Connecticut’s state legislature plans to discuss the agreement this legislative session. The state’s seven votes would bring the total to 172, which Feingold said would give the movement the “momentum” necessary to succeed.

Nearly 100 students, professor, state politicians and community members attended the hourlong talk, and many criticized the Electoral College system.

“The Electoral College is serving to dilute a lot of people’s votes, particularly minorities,” said Joaquin Gonzales LAW ’18, who attended the talk. “Certainly, the 2016 presidential election reinforced my negative opinion of the system.”

One attendee, Annalise Lozier ’21, said she went to the talk to hear about potential modifications to presidential elections, adding that it is important that political systems evolve in response to the changing political landscape. She explained that the Electoral College might have been useful in the early days of the country’s history but that it is now obsolete and needs to be replaced.

Five candidates have lost the popular vote and been sworn in as president, beginning with John Quincy Adams in 1824.

Niki Anderson |

  • Captain Zettabyte

    The National Popular Vote Interstate Compact (NPV) will never be passed by states having sufficient electoral votes due to the same mathematical logic implied by the author as to why it would be virtually impossible to pass an anti-Electoral College constitutional amendment.

    NPV has been around since the mid-2000’s. By the end of 2011, 8 states plus DC had officially signed up, every one solidly blue. At that point however, NPV’s progress slowed dramatically. Since 2011 only two more states, RI in 2013, and NY in 2016 have joined, both also solid blue. Right now, NPV claims only 165 electoral votes of the 270 it needs, all from solidly blue states. NPV has a long way to go.

    Here is NPV’s problem: Most solid blue states have already signed up for NPV! All the low hanging NPV fruit has fallen! Look at NPV’s glacial lack of progress since 2011. NPV is going nowhere fast, despite the presumed incentive of the 2016 election.

    Every red-blooded Red state considers NPV as blatant blue state robbery of their duly granted presidential electing powers, and will fight NPV tooth and nail. Purple battleground states too much enjoy the bright national spotlight that now shines upon them every four years in presidential elections.
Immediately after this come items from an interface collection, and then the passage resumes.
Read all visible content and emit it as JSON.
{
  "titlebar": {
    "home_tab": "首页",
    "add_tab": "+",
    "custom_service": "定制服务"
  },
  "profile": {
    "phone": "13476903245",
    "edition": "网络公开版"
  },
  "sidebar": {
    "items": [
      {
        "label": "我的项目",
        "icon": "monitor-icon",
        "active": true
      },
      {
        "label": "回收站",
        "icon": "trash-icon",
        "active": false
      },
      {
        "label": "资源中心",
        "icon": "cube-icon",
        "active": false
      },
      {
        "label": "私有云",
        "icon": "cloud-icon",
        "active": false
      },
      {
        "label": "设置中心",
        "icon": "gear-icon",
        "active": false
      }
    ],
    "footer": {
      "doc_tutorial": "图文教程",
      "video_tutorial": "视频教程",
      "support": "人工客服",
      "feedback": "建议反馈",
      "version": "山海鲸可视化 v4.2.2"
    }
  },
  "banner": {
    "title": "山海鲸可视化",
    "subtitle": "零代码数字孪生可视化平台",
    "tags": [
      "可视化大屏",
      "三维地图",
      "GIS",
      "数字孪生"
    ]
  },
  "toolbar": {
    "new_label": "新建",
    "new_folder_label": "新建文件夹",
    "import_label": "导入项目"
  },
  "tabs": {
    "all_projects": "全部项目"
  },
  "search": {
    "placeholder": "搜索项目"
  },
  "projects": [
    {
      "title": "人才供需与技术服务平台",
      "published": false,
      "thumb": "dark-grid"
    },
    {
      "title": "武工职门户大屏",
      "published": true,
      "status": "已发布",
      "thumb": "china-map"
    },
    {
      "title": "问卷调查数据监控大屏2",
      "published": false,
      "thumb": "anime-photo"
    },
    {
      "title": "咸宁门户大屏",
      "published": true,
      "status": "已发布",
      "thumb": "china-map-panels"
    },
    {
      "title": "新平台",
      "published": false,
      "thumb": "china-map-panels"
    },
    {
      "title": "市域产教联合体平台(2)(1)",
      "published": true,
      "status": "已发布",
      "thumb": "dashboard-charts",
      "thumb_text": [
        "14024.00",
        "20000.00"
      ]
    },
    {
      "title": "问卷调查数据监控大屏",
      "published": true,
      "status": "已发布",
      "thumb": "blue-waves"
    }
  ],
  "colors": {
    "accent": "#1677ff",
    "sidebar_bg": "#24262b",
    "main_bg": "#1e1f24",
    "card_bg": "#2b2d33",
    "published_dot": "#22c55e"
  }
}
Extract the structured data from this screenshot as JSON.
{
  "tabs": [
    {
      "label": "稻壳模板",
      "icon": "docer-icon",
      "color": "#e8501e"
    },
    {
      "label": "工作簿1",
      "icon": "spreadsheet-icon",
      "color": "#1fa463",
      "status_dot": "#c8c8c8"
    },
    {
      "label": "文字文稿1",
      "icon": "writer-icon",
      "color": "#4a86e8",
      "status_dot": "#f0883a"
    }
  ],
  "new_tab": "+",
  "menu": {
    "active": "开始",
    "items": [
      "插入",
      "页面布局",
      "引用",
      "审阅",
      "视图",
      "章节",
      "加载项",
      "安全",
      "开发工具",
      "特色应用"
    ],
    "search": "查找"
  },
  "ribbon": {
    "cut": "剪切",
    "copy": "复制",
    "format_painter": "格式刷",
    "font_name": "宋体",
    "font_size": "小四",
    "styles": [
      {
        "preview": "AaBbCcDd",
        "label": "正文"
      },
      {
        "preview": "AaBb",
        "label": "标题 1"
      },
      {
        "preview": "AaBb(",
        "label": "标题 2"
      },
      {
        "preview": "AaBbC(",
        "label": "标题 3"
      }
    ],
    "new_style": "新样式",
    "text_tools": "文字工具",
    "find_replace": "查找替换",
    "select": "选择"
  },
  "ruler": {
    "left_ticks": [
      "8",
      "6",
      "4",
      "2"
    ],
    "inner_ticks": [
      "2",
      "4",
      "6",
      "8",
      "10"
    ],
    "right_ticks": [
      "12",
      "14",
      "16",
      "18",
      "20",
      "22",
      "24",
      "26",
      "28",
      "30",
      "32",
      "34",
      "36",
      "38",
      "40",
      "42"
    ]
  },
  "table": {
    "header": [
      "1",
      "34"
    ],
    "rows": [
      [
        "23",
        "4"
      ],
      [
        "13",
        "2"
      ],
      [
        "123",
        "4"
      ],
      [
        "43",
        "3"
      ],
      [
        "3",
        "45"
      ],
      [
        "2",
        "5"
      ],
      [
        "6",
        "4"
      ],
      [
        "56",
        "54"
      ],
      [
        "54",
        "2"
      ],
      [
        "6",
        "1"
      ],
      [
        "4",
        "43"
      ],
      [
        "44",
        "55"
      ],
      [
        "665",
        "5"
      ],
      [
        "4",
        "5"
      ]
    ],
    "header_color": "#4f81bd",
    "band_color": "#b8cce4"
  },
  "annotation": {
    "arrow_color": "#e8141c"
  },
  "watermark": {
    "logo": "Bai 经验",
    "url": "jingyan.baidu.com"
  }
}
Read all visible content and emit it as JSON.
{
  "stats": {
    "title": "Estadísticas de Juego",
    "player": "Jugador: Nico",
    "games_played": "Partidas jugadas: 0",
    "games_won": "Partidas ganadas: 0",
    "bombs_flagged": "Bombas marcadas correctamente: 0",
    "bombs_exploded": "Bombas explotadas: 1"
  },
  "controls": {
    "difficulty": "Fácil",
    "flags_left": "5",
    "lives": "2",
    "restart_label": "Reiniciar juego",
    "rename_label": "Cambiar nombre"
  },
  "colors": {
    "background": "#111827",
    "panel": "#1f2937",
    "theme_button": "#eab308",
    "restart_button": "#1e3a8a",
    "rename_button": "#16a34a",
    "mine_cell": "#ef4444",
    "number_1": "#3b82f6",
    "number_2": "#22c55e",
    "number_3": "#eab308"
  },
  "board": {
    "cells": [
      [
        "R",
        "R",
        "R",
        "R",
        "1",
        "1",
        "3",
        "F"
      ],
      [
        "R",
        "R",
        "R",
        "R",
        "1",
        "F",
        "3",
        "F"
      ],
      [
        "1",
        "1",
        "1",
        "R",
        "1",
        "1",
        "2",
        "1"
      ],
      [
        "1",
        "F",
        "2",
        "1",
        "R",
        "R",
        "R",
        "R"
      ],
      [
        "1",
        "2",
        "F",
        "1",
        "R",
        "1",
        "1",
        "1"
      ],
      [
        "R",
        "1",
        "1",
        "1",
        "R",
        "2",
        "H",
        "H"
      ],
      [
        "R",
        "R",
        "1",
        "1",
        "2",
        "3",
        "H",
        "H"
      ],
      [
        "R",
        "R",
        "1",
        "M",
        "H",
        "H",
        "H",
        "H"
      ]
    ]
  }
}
So really, that leaves only the true blue states who support NPV, and there are too few of them left to pass it!

    NPV, thankfully, has gotten just about as far as it will get. Pardon me if I do not mourn its passing.